_Task description_
The answer must be a single number: the count of lines in the records below that contain the word "Dissipation".

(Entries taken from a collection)
"""

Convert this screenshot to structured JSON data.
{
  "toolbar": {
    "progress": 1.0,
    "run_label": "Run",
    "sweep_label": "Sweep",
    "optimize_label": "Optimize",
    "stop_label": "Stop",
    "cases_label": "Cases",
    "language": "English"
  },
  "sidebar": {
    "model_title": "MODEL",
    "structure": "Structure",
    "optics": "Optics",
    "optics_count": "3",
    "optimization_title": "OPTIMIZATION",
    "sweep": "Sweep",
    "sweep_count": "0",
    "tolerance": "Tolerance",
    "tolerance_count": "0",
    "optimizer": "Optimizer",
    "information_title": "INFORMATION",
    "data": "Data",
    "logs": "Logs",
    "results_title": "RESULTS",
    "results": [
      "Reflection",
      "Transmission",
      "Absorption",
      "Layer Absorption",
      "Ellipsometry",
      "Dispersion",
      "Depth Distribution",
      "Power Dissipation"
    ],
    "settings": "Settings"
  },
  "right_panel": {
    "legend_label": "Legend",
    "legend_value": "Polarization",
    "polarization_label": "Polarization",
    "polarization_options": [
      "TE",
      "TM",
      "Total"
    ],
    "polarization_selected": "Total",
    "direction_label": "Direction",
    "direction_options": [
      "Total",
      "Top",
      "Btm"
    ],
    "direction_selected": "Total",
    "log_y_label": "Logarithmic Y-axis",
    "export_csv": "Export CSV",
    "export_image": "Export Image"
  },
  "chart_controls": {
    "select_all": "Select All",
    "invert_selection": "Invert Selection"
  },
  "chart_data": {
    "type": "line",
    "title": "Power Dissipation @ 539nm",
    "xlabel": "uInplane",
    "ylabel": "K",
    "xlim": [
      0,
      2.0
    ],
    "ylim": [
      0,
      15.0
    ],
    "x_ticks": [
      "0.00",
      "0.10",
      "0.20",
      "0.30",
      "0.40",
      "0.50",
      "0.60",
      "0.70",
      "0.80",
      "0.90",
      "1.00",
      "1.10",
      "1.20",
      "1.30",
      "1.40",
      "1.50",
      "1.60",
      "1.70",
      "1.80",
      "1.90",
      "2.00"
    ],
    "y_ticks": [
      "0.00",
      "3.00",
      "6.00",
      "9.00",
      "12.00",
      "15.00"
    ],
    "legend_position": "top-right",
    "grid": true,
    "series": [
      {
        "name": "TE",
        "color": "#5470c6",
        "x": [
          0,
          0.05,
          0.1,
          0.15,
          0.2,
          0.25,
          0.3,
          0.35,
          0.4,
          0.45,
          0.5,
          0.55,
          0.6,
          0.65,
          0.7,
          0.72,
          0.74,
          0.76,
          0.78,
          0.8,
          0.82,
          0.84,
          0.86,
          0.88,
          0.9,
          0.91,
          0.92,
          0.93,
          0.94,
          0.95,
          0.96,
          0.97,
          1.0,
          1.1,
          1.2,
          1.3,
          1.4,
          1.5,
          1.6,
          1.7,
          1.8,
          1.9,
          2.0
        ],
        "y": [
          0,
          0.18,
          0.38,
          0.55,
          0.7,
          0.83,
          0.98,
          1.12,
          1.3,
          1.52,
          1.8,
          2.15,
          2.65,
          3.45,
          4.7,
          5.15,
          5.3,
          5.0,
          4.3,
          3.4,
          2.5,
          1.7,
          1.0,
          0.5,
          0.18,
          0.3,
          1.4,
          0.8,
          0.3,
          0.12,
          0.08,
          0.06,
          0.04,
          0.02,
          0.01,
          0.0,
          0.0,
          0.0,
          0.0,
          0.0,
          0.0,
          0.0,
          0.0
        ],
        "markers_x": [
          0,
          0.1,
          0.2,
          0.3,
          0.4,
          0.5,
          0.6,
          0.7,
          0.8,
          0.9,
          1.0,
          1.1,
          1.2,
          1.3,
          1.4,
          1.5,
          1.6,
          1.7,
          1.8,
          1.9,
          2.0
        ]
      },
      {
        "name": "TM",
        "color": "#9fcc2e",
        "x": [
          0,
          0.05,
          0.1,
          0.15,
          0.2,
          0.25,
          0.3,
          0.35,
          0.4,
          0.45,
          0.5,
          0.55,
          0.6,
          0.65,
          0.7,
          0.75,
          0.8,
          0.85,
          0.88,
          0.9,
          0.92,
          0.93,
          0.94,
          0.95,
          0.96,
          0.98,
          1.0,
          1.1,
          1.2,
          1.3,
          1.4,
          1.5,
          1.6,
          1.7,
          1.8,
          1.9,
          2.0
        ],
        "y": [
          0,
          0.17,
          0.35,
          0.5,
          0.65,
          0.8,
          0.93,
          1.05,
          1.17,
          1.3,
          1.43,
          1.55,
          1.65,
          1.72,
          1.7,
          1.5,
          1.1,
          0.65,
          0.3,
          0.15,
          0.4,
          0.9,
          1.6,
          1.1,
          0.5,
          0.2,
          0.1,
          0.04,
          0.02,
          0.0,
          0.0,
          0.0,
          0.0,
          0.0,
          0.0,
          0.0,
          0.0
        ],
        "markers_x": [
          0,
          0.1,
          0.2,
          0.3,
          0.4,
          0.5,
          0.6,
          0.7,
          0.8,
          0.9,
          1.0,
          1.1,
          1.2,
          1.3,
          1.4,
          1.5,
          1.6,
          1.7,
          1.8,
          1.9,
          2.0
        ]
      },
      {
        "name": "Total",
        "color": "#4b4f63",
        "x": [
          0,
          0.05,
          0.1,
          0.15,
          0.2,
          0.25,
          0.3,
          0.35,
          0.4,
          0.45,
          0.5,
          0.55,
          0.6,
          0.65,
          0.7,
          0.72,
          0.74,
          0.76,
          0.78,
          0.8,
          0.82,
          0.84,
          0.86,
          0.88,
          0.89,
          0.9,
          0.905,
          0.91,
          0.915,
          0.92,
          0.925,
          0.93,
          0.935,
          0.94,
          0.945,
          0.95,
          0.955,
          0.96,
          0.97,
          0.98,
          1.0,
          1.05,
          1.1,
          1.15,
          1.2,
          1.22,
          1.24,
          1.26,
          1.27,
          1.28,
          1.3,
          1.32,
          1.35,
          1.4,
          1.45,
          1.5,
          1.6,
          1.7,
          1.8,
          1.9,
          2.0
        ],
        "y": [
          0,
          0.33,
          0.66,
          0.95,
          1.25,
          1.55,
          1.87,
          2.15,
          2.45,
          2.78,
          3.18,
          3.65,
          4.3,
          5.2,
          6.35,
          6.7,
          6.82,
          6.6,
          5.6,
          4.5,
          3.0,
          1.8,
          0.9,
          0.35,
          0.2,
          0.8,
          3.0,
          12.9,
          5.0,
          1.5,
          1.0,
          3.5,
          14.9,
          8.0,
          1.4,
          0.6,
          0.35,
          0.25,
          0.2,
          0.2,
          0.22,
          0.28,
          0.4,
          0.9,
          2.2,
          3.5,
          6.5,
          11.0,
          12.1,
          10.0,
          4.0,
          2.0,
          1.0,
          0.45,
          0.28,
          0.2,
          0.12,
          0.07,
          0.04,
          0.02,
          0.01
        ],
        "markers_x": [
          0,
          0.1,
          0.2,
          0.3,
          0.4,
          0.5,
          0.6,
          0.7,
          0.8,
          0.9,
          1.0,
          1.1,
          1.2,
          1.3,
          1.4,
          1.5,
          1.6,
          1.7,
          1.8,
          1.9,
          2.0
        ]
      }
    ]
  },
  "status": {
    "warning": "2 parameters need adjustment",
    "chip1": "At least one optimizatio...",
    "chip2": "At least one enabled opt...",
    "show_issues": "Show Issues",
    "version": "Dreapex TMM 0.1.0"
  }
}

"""

_Answer to the exercise_
2